Exercise objective: Return each line of the records below in which the string "folder" turns up.

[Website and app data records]
>>>
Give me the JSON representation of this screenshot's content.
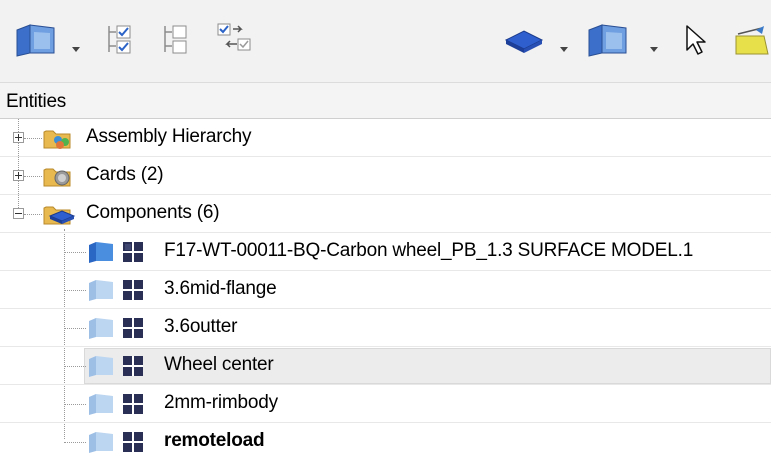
{
  "toolbar": {
    "left_icons": [
      "component-display-icon",
      "checklist-icon",
      "checklist-empty-icon",
      "swap-list-icon"
    ],
    "right_icons": [
      "blue-solid-icon",
      "component-display-icon",
      "cursor-arrow-icon",
      "folder-arrow-icon"
    ]
  },
  "header": {
    "title": "Entities"
  },
  "tree": {
    "nodes": [
      {
        "label": "Assembly Hierarchy",
        "icon": "assembly-folder-icon",
        "expanded": false
      },
      {
        "label": "Cards (2)",
        "icon": "cards-folder-icon",
        "expanded": false
      },
      {
        "label": "Components (6)",
        "icon": "components-folder-icon",
        "expanded": true,
        "children": [
          {
            "label": "F17-WT-00011-BQ-Carbon wheel_PB_1.3 SURFACE MODEL.1",
            "bold": false,
            "selected": false
          },
          {
            "label": "3.6mid-flange",
            "bold": false,
            "selected": false
          },
          {
            "label": "3.6outter",
            "bold": false,
            "selected": false
          },
          {
            "label": "Wheel center",
            "bold": false,
            "selected": true
          },
          {
            "label": "2mm-rimbody",
            "bold": false,
            "selected": false
          },
          {
            "label": "remoteload",
            "bold": true,
            "selected": false
          }
        ]
      }
    ]
  },
  "colors": {
    "toolbar_bg": "#f2f2f2",
    "header_bg": "#f4f4f4",
    "selected_row": "#ececec",
    "component_blue": "#2f7fd6",
    "component_blue_faded": "#a9c9ea",
    "grid_dark": "#2a2f55"
  }
}
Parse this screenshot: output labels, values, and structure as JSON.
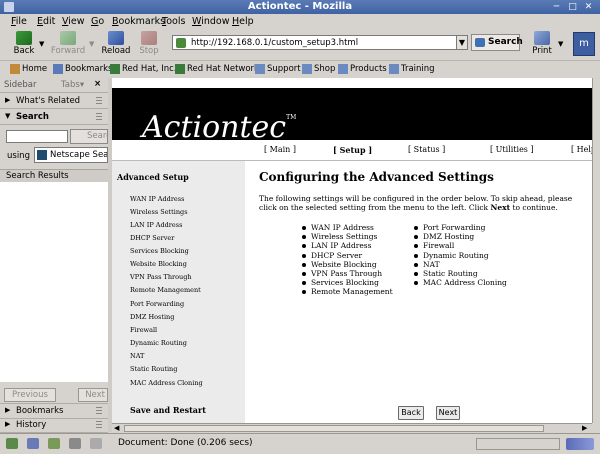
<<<
Reply:
      "folder-arrow-icon"
        "icon": "assembly-folder-icon",
        "icon": "cards-folder-icon",
        "icon": "components-folder-icon",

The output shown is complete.